- What to do
Take the data below and filter it for lines containing the word "JSON"; show each line found.
*** Opening of Records supplied ***
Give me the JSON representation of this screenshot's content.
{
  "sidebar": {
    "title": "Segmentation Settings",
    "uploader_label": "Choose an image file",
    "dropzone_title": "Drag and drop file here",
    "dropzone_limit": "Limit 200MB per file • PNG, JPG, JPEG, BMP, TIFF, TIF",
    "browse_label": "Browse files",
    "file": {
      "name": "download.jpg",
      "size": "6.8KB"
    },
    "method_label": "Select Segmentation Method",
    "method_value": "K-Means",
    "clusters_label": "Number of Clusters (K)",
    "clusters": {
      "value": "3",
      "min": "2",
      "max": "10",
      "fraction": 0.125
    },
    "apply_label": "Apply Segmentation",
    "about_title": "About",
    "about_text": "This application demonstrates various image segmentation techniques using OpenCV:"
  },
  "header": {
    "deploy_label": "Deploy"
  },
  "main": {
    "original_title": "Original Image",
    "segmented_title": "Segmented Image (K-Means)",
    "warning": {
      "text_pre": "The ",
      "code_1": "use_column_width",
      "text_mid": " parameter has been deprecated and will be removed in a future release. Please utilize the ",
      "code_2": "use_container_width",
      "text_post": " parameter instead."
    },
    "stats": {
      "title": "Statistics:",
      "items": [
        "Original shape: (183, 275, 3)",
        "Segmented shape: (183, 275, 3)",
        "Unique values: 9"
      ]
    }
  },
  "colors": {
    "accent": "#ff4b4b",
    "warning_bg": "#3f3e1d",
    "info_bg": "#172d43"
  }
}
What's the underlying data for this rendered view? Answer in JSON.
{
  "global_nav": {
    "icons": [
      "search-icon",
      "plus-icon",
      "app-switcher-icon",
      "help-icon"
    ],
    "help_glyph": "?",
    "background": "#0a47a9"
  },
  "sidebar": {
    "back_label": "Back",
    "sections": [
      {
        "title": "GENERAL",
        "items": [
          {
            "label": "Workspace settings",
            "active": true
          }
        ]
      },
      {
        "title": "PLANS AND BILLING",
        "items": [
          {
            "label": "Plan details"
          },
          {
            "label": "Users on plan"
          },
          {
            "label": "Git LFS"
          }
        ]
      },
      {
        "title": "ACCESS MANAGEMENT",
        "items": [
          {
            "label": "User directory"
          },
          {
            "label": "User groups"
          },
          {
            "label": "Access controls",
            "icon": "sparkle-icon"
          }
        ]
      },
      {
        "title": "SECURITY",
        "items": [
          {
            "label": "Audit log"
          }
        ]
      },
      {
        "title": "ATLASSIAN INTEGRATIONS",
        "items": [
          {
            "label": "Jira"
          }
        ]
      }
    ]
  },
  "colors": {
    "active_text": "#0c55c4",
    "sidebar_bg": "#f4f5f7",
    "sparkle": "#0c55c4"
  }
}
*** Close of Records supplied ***
- Reply to the exercise
Give me the JSON representation of this screenshot's content.
What's the underlying data for this rendered view? Answer in JSON.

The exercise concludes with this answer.